EXPLANATION OF FINANCIAL TERMS
Used to measure a company's
debt. Debt is expressed as a percentage of equity in a company's balance sheet.
There is no absolute comparison but a figure of several hundred per cent probably
means the company has either borrowed a lot of money or has no capital left.
An investment in Government
debt. You get a modest level of interest on a reasonably safe investment. Also
called gilt edged stock, Treasury stock. Gilts are issued by the Government in
units of £100 and pay a fixed rate of interest to a fixed repayment day.
Some are index-linked to protect investors against inflation. Private investors
can buy gilts via the National Savings Stock Register at Post Offices or at stock
Gross interest rate
The amount paid before any
tax has been deducted. The net interest rate is the amount paid after Savings
Tax of 20 per cent has been taken off. When comparing savings accounts it is important
to make sure they are compared on the same basis. Most bank and building society
accounts quote their rates gross, but rates on guaranteed income bonds and other

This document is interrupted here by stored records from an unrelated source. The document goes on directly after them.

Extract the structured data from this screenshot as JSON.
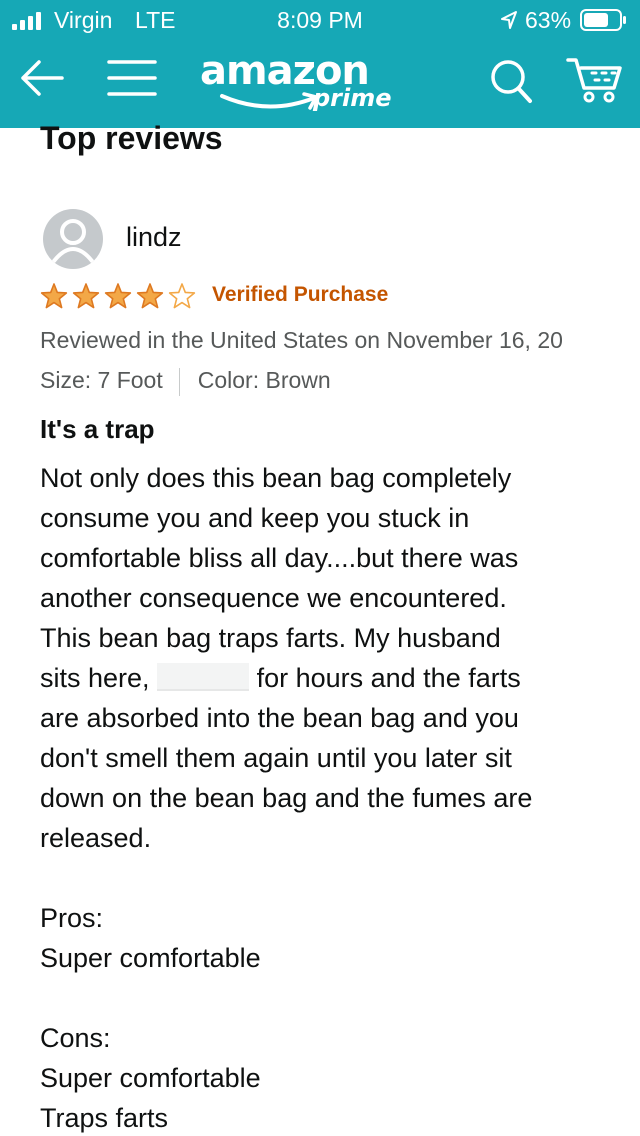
{
  "status_bar": {
    "carrier": "Virgin",
    "network": "LTE",
    "time": "8:09 PM",
    "battery": "63%"
  },
  "nav": {
    "logo_text": "amazon",
    "logo_sub": "prime",
    "brand_color": "#16a8b6"
  },
  "reviews": {
    "section_title": "Top reviews",
    "review": {
      "reviewer": "lindz",
      "rating": 4,
      "max_rating": 5,
      "verified": "Verified Purchase",
      "date_line": "Reviewed in the United States on November 16, 20",
      "size": "Size: 7 Foot",
      "color": "Color: Brown",
      "title": "It's a trap",
      "body": {
        "line1": "Not only does this bean bag completely",
        "line2": "consume you and keep you stuck in",
        "line3": "comfortable bliss all day....but there was",
        "line4": "another consequence we encountered.",
        "line5": "This bean bag traps farts. My husband",
        "line6_a": "sits here,",
        "line6_b": "for hours and the farts",
        "line7": "are absorbed into the bean bag and you",
        "line8": "don't smell them again until you later sit",
        "line9": "down on the bean bag and the fumes are",
        "line10": "released.",
        "pros_label": "Pros:",
        "pros1": "Super comfortable",
        "cons_label": "Cons:",
        "cons1": "Super comfortable",
        "cons2": "Traps farts"
      }
    }
  },
  "colors": {
    "header": "#16a8b6",
    "star": "#f3a847",
    "verified": "#c45500",
    "meta": "#565959"
  }
}
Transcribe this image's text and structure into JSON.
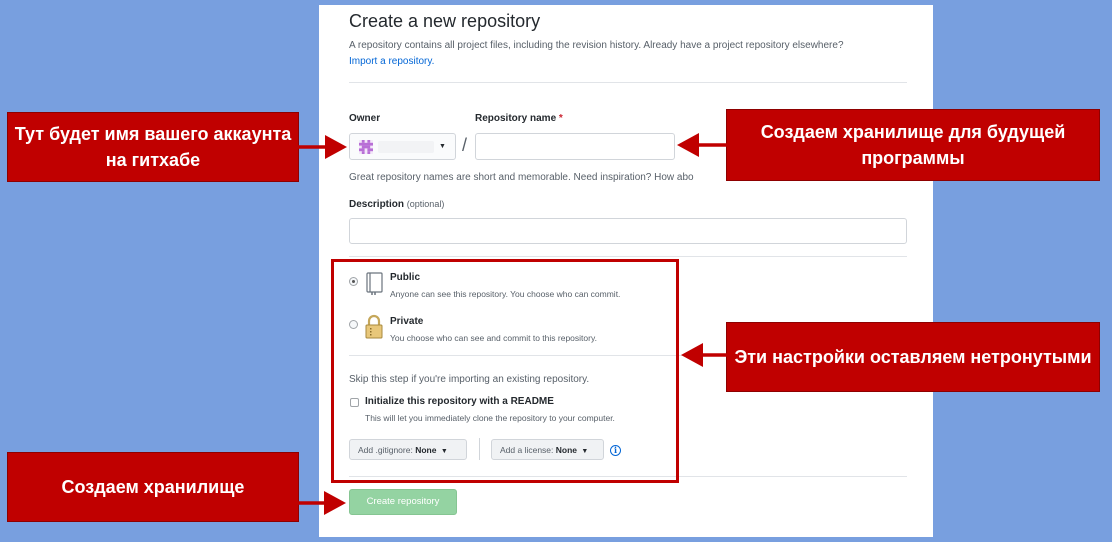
{
  "form": {
    "title": "Create a new repository",
    "subtitle": "A repository contains all project files, including the revision history. Already have a project repository elsewhere?",
    "import_link": "Import a repository.",
    "owner_label": "Owner",
    "repo_name_label": "Repository name",
    "required_mark": "*",
    "slash": "/",
    "repo_name_hint": "Great repository names are short and memorable. Need inspiration? How abo",
    "description_label": "Description",
    "description_optional": "(optional)",
    "visibility": {
      "selected": "Public",
      "public_title": "Public",
      "public_desc": "Anyone can see this repository. You choose who can commit.",
      "private_title": "Private",
      "private_desc": "You choose who can see and commit to this repository."
    },
    "skip_note": "Skip this step if you're importing an existing repository.",
    "init_readme_label": "Initialize this repository with a README",
    "init_readme_desc": "This will let you immediately clone the repository to your computer.",
    "gitignore_prefix": "Add .gitignore:",
    "gitignore_value": "None",
    "license_prefix": "Add a license:",
    "license_value": "None",
    "info_symbol": "i",
    "create_button": "Create repository"
  },
  "callouts": {
    "owner": "Тут будет имя вашего аккаунта на гитхабе",
    "repo": "Создаем хранилище для будущей программы",
    "settings": "Эти настройки оставляем нетронутыми",
    "create": "Создаем хранилище"
  },
  "icons": {
    "owner_avatar": "identicon-icon",
    "public": "repo-book-icon",
    "private": "padlock-icon",
    "dropdown": "caret-down-icon",
    "info": "info-icon",
    "arrow": "arrow-left-icon"
  },
  "colors": {
    "background": "#789fdf",
    "callout": "#c00000",
    "link": "#0366d6",
    "create_button": "#94d3a2",
    "required": "#cb2431"
  }
}
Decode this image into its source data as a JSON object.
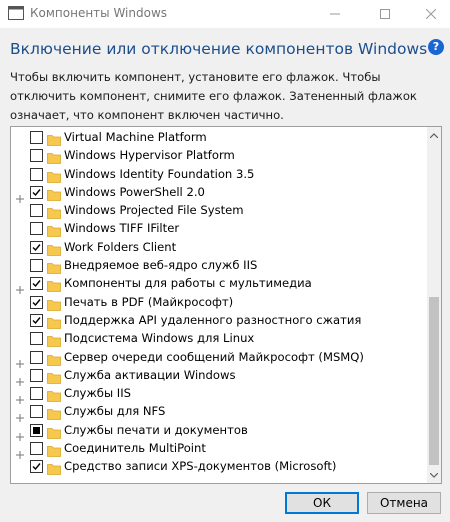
{
  "window": {
    "title": "Компоненты Windows",
    "icons": [
      "app-icon",
      "minimize-icon",
      "maximize-icon",
      "close-icon"
    ]
  },
  "header": {
    "heading": "Включение или отключение компонентов Windows",
    "help_icon": "?",
    "description": "Чтобы включить компонент, установите его флажок. Чтобы отключить компонент, снимите его флажок. Затененный флажок означает, что компонент включен частично."
  },
  "features": [
    {
      "label": "Virtual Machine Platform",
      "state": "unchecked",
      "expandable": false
    },
    {
      "label": "Windows Hypervisor Platform",
      "state": "unchecked",
      "expandable": false
    },
    {
      "label": "Windows Identity Foundation 3.5",
      "state": "unchecked",
      "expandable": false
    },
    {
      "label": "Windows PowerShell 2.0",
      "state": "checked",
      "expandable": true
    },
    {
      "label": "Windows Projected File System",
      "state": "unchecked",
      "expandable": false
    },
    {
      "label": "Windows TIFF IFilter",
      "state": "unchecked",
      "expandable": false
    },
    {
      "label": "Work Folders Client",
      "state": "checked",
      "expandable": false
    },
    {
      "label": "Внедряемое веб-ядро служб IIS",
      "state": "unchecked",
      "expandable": false
    },
    {
      "label": "Компоненты для работы с мультимедиа",
      "state": "checked",
      "expandable": true
    },
    {
      "label": "Печать в PDF (Майкрософт)",
      "state": "checked",
      "expandable": false
    },
    {
      "label": "Поддержка API удаленного разностного сжатия",
      "state": "checked",
      "expandable": false
    },
    {
      "label": "Подсистема Windows для Linux",
      "state": "unchecked",
      "expandable": false
    },
    {
      "label": "Сервер очереди сообщений Майкрософт (MSMQ)",
      "state": "unchecked",
      "expandable": true
    },
    {
      "label": "Служба активации Windows",
      "state": "unchecked",
      "expandable": true
    },
    {
      "label": "Службы IIS",
      "state": "unchecked",
      "expandable": true
    },
    {
      "label": "Службы для NFS",
      "state": "unchecked",
      "expandable": true
    },
    {
      "label": "Службы печати и документов",
      "state": "partial",
      "expandable": true
    },
    {
      "label": "Соединитель MultiPoint",
      "state": "unchecked",
      "expandable": true
    },
    {
      "label": "Средство записи XPS-документов (Microsoft)",
      "state": "checked",
      "expandable": false
    }
  ],
  "buttons": {
    "ok": "ОК",
    "cancel": "Отмена"
  },
  "colors": {
    "heading": "#1c4e8c",
    "help": "#1a66d2",
    "folder": "#f6c94e",
    "focus": "#0078d7"
  }
}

types of insurance bonds are quoted net of basic-rate tax. Although they quote
the gross rate, bank and building societies actually pay savers the net amount
of interest on the assumption that they are tax payers.
Group personal pension
A series of personal pension
plans with one provider organised by an employer who may or may not make contributions